Another similar word is “céleste”, which means “celestial”. This word is often used to describe something that is heavenly or divine in nature, much like “divin”. However, it can also be used to describe something that is otherworldly or ethereal.

One more term that is often used in a similar way to “devine” is “surnaturel”. This word translates to “supernatural” in English and is often used to describe something that is beyond the natural world.

Differences In Usage

While these words are all similar in meaning to “devine”, they are not always interchangeable in their usage. For example, “divin” is often used to describe food or drink that is delicious or heavenly in taste, while “céleste” is more often used to describe things like the sky or the stars.

Similarly, “surnaturel” is often used to describe things like ghosts or other paranormal phenomena, while “divin” and “céleste” are not typically used in this way.

Antonyms

When it comes to antonyms for “devine” in French, there are a few options to consider. One such word is “terrestre”, which means “earthly” or “mundane”. This word is often used to describe things that are not divine or heavenly in nature.

Another antonym to consider is “profane”, which means “secular” or “non-religious”. This word is often used to describe things that are not sacred or holy.
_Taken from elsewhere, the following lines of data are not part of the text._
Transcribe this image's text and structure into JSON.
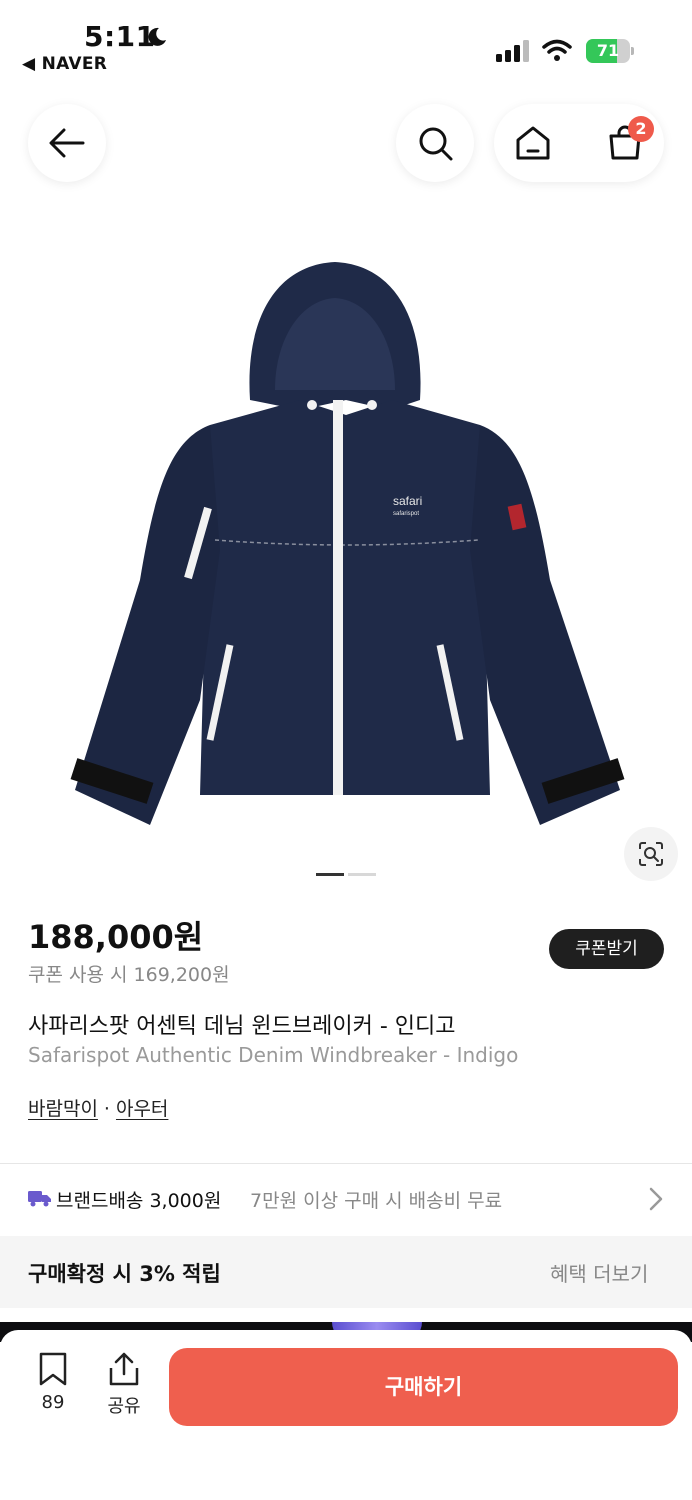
{
  "status_bar": {
    "time": "5:11",
    "back_app": "◀ NAVER",
    "battery": "71",
    "battery_level": 0.71
  },
  "nav": {
    "cart_count": "2"
  },
  "product": {
    "price": "188,000원",
    "coupon_price": "쿠폰 사용 시 169,200원",
    "coupon_button": "쿠폰받기",
    "title_ko": "사파리스팟 어센틱 데님 윈드브레이커 - 인디고",
    "title_en": "Safarispot Authentic Denim Windbreaker - Indigo",
    "category_1": "바람막이",
    "category_sep": "·",
    "category_2": "아우터",
    "chest_logo": "safari",
    "chest_logo_sub": "safarispot",
    "image_count": 2,
    "image_index": 1
  },
  "shipping": {
    "label": "브랜드배송 3,000원",
    "sub": "7만원 이상 구매 시 배송비 무료"
  },
  "benefit": {
    "text": "구매확정 시 3% 적립",
    "more": "혜택 더보기"
  },
  "bottom_bar": {
    "bookmark_count": "89",
    "share_label": "공유",
    "buy_label": "구매하기"
  },
  "colors": {
    "accent": "#ef5f4e",
    "badge": "#ef5a4b",
    "battery": "#34c759",
    "denim": "#1f2a48"
  }
}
Table: Synonyms and Related Terms
Word Translation Usage
Divin Divine Used to describe something heavenly or godlike in nature, often used to describe food or drink that is delicious or heavenly in taste
Céleste Celestial Used to describe something heavenly or divine in nature, often used to describe things like the sky or the stars
Surnaturel Supernatural Used to describe something beyond the natural world, often used to describe things like ghosts or other paranormal phenomena
Table: Antonyms
Word Translation Usage
Terrestre Earthly Used to describe things that are not divine or heavenly in nature
Profane Secular Used to describe things that are not sacred or holy

Mistakes To Avoid When Using The French Word For “Devine”
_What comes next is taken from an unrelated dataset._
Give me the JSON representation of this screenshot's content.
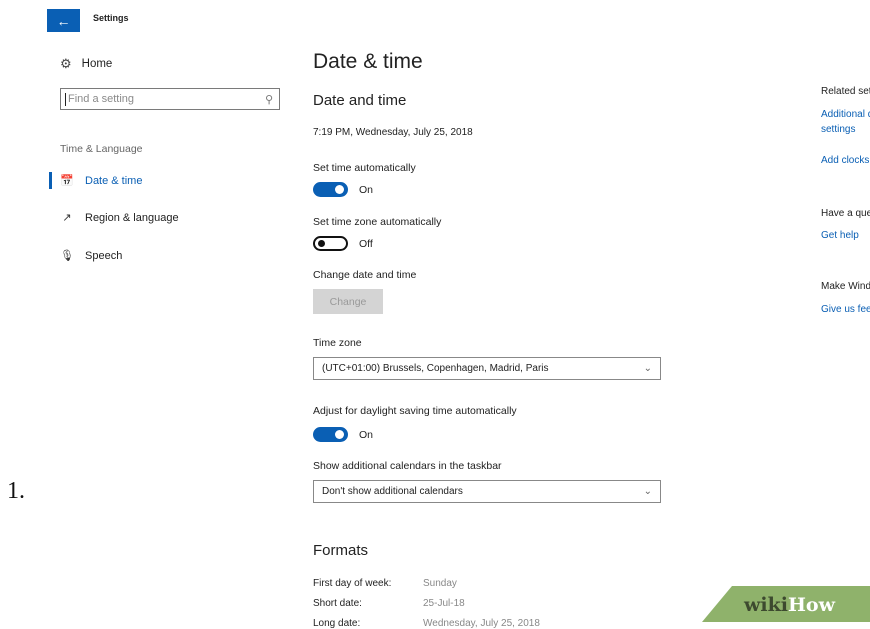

When using the French word for “devine,” non-native speakers often make common mistakes. One of the most frequent errors is confusing “devine” with “divine,” which means “divine” in English. Another mistake is using “devine” as a verb, when it is actually an adjective. These errors can be confusing, especially for those who are not familiar with the French language.

Highlight These Mistakes And Provide Tips To Avoid Them

To avoid these mistakes, it is essential to understand the correct usage of the word “devine.” Here are some tips to help you use it correctly:

  1. Remember that “devine” is an adjective that means “guess” or “intuitive.” It is not a verb.
  2. Be careful not to confuse “devine” with “divine.” While they are similar in spelling, they have very different meanings.
  3. Use “devine” in the correct context. It is often used in the phrase “je ne sais pas, mais je devine” which means “I don’t know, but I guess.”
  4. Practice using “devine” in context to become more comfortable with its usage.

By avoiding these common mistakes and following these tips, you can use the word “devine” correctly and effectively in your French language conversations.

Note: Keep in mind that the French language is complex, and there may be exceptions to these tips. It is always best to consult a French language expert if you have any doubts about correct usage.

Conclusion

In conclusion, we have explored the meaning of the English word “devine” and its French translation. We have learned that the French word for “devine” is “devin” and that it is commonly used in everyday conversation. We have also discussed the importance of understanding and using foreign words in order to expand our knowledge and cultural awareness.

As with any language, practice is key to becoming fluent in French. We encourage readers to incorporate the word “devin” into their daily conversations and to continue expanding their French vocabulary. By doing so, not only will you improve your language skills, but you will also gain a deeper understanding and appreciation of French culture.

Shawn Manaher

Shawn Manaher is the founder and CEO of The Content Authority and Transl8it.com. He’s a seasoned innovator, harnessing the power of technology to connect cultures through language. His worse translation though is when he refers to “pancakes” as “flat waffles”.